What could happen in this scenario is employees could "cut corners or give false representations to customers," Kalesnikoff said. "An organization has to be careful as to what sort of compensation plans or what motivations that they are supplying to the employees," he added.

More businesses in Canada have been subjected to ransomware attacks, like Indigo Books & Music Inc., where hackers attempt to obtain money or personal information from customers or employees.

As technology becomes more sophisticated, Kalesnikoff says companies should be investing money and energy to prevent such cyberattacks.

"It gets down to a real system of making sure you have the controls and the firewalls and protection of your information," he said. "And (that) you have appropriate staffing of knowledgeable individuals watching for the possibility and making sure that their systems are secure."


The Canadian Anti-Fraud Centre (CAFC) says after being scammed the first thing to do is "collect your thoughts" and "stay calm."

Individuals and businesses are encouraged to gather all information about the fraud including documents, receipts and copies of emails or text messages.

Then, victims of fraud should contact their financial institution to report the incident so that the account can be flagged and passwords changed. The CAFC asks people to report fraud to credit bureaus Equifax and TransUnion and to the CAFC.

"Businesses should have a fraud reaction plan," Kalesnikoff said. "Typically, what you want to be able to do about it is investigate what happened, how it happened, how you can prevent it from happening again."

Kalesnikoff encourages businesses to monitor social media and be "cognizant" of what is going on to ensure fraudsters do not target the company again.

"Listen to what your employees are saying, listen to what customers are saying," he said.


Contact the Canadian Anti-Fraud Centre toll free at 1-888-495-8501 or through the Fraud Reporting System.

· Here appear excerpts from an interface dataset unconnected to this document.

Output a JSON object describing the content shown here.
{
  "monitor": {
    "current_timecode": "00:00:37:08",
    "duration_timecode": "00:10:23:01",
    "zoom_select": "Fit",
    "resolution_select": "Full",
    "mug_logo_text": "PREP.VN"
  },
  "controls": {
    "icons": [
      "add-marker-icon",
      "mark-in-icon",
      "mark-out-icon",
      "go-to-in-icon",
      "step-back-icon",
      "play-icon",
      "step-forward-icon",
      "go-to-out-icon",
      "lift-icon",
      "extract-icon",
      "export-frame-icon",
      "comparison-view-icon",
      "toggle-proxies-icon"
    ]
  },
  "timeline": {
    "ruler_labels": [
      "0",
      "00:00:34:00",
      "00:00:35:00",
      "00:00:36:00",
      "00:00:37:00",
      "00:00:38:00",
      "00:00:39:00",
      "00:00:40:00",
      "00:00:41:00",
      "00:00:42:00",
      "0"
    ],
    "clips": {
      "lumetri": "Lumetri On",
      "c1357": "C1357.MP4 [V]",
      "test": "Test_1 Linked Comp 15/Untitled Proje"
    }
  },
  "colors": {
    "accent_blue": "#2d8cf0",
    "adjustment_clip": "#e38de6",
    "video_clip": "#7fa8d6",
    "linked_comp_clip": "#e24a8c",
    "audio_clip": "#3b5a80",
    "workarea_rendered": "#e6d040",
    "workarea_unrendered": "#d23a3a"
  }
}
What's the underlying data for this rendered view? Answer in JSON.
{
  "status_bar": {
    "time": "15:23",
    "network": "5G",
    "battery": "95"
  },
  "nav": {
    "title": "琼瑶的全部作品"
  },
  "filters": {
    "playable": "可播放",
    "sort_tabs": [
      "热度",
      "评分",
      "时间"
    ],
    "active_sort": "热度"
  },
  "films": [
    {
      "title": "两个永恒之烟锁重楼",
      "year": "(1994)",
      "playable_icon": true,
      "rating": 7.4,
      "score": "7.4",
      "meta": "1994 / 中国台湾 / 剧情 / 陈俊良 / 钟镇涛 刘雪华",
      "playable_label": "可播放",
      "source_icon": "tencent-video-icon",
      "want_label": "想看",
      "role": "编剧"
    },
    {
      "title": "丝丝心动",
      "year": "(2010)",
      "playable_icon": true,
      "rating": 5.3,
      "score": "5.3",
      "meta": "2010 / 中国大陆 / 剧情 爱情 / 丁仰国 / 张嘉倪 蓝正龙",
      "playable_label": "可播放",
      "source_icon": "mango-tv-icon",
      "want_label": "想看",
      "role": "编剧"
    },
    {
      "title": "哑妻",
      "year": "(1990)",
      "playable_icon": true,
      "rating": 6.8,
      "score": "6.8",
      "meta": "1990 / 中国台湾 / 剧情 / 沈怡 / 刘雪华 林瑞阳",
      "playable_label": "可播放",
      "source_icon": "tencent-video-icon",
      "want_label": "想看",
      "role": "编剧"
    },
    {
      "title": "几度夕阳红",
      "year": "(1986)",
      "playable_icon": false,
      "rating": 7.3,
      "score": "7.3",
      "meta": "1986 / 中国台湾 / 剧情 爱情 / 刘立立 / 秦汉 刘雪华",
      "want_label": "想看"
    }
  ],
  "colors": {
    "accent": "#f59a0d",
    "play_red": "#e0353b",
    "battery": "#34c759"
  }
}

Equifax: 1-800-465-7166. After making language selection, say “fraud” or press 3

TransUnion: 1-800-663-9980 and select option 3 for Interactive Voice Response (IVR) system to place your alert.